It’s quite common for me to be experimenting with the output of operators in tools like LINQPad, so I also wrote another extension method to take care of the subscription as well:

public static IDisposable SubscribeConsoleNotifier<T>(
    this IObservable<T> source, string key = null)
{
    return source.Materialize().Subscribe(
        n => Console.WriteLine(NotifyToString(n, key)));
}

And an example of usage putting both together:

Observable.Range(0, 4)
          .LogToConsole("Range: ")
          .Where(i => i % 2 == 0)
          .SubscribeConsoleNotifier("Where: ");

Gives this, notice how the LogToConsole shows the output from Range before the Where filter is applied:

Range:   OnNext(0)
Where:   OnNext(0)
Range:   OnNext(1)
Range:   OnNext(2)
Where:   OnNext(2)
Range:   OnNext(3)
Range:   OnCompleted()
Where:   OnCompleted()

Obviously, you can code these to write to a logger, or something more generally useful.

To wrap this post up, here’s the implementation of the helper NotifyToConsole:
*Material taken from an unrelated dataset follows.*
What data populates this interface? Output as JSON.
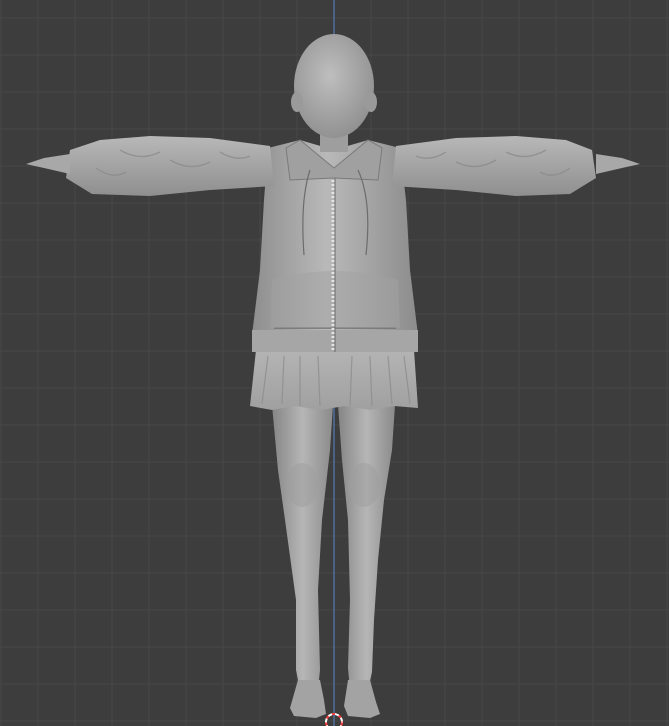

public static string NotifyToString<T>(
    Notification<T> notification, string key = null)
{
    if (key != null)
        return key + "\t" + notification;
    
    return notification.ToString();
}

It’s all trivial stuff, but I’ve found it quite useful.

Rx Maintenance Part 1: Are the reactive extensions a maintenance nightmare?

For the record, I’m a huge fan of Rx, but I’ve been thinking a lot about lately about how to keep Rx code clean and easy to understand. The project I’m currently involved in makes extensive use of Rx in a large multi-tiered system. I’m talking 1000′s of lines of Rx.

I joined the project roughly two years into its lifespan. I am pretty up to speed on Rx and I am quite used to maintaining code. Nonetheless, I have found understanding the code to be more challenging that I would have expected. Debugging complex chains of Rx operators is not for the faint of heart!

This project was an early adopter of Rx, and the developers were learning as they went. Not only that, Rx itself has changed and grown a fair bit along the way. This might go some way to explaining the lack of readability. But I don’t think it is the whole story.

In a previous project, I created a rate limiter to throttle the amount of calls web users were making against an API. This was a refactoring to Rx of some older code. It didn’t have the excuse that Rx changed a lot while I was writing it. What I ended up with was about 10-20% the size of the original code and certainly more elegant.

But trying to explain how it worked was challenging, and at the time I wondered whether the succinctness would actually be a barrier to successful maintenance. The truth of that came from a brown-bag I ran on the code for which I had 10 slides of marble diagrams to help explain how it worked! We all know the chances of that kind of documentation being maintained are pretty much zero.

This combined with other Rx experiences has left me wondering what guidelines we should be laying down to keep Rx maintainable and how, if at all, these guidelines would differ from typical best practices for creating maintainable code.

I’ll be exploring these thoughts along with some practical code examples on and off over the next few weeks. Stay tuned!